# [Recorded data]
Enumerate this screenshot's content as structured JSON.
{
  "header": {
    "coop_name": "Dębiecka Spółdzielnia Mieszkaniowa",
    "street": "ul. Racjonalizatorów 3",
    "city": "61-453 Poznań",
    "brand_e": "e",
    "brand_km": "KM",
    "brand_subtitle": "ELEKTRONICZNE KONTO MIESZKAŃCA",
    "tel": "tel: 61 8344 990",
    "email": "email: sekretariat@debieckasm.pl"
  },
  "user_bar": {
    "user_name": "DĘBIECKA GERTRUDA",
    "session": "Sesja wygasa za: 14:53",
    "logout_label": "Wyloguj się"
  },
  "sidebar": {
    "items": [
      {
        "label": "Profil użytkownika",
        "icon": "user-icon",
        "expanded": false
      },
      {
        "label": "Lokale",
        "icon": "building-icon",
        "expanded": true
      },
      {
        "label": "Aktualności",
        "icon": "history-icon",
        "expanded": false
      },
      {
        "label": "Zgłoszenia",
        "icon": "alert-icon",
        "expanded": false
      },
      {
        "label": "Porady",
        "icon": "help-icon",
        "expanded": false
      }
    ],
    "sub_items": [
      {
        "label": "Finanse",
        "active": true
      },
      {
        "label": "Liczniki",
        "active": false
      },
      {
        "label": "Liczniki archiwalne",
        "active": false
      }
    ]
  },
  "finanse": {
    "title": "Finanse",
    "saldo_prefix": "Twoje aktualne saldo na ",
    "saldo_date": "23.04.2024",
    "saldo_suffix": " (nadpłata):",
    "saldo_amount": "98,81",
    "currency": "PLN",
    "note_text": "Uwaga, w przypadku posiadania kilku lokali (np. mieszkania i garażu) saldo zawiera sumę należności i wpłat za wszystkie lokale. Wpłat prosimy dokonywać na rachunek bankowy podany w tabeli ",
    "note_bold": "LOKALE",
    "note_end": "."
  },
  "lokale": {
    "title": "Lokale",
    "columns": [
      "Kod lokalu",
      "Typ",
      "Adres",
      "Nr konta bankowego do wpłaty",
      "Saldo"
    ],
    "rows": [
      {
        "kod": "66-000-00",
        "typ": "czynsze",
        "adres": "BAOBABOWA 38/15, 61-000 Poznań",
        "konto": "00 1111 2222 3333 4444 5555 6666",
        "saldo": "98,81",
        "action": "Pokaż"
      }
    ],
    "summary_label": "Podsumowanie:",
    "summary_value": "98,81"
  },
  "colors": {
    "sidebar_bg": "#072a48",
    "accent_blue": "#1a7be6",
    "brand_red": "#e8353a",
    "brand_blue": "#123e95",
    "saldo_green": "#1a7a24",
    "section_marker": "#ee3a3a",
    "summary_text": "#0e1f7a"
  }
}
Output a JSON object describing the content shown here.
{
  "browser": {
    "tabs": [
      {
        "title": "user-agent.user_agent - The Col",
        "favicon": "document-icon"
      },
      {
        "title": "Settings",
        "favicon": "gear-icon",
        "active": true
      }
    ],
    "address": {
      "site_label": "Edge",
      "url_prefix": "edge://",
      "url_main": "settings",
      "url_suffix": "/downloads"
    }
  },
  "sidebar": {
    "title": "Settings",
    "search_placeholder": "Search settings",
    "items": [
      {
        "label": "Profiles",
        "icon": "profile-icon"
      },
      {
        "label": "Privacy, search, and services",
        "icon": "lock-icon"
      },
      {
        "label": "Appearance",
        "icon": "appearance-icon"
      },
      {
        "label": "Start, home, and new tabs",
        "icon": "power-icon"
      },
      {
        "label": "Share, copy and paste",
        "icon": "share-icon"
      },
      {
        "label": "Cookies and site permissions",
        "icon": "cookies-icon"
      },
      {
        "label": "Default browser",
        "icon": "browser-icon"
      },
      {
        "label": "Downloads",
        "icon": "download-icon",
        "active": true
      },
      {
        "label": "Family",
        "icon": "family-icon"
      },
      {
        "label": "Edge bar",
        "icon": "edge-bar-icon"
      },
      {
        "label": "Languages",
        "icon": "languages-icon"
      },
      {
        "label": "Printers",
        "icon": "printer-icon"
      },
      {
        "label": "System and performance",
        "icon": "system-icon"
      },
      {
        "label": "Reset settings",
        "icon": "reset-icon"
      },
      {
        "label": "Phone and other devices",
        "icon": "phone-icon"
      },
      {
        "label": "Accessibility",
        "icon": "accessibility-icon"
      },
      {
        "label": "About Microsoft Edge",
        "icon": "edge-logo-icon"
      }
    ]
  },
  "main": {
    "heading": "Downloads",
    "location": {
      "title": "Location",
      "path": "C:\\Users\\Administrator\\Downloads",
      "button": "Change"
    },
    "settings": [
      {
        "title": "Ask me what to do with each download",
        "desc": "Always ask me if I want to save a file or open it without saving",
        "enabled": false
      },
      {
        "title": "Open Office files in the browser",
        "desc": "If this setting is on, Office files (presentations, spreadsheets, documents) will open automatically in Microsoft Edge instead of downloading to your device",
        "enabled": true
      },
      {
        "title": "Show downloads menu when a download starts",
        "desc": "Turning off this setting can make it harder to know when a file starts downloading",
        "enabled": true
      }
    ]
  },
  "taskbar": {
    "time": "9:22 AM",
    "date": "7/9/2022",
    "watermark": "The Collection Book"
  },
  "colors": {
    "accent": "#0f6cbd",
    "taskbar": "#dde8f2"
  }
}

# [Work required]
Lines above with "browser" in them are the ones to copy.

# [Completed task]
  "browser": {
        "label": "Default browser",
        "icon": "browser-icon"
        "title": "Open Office files in the browser",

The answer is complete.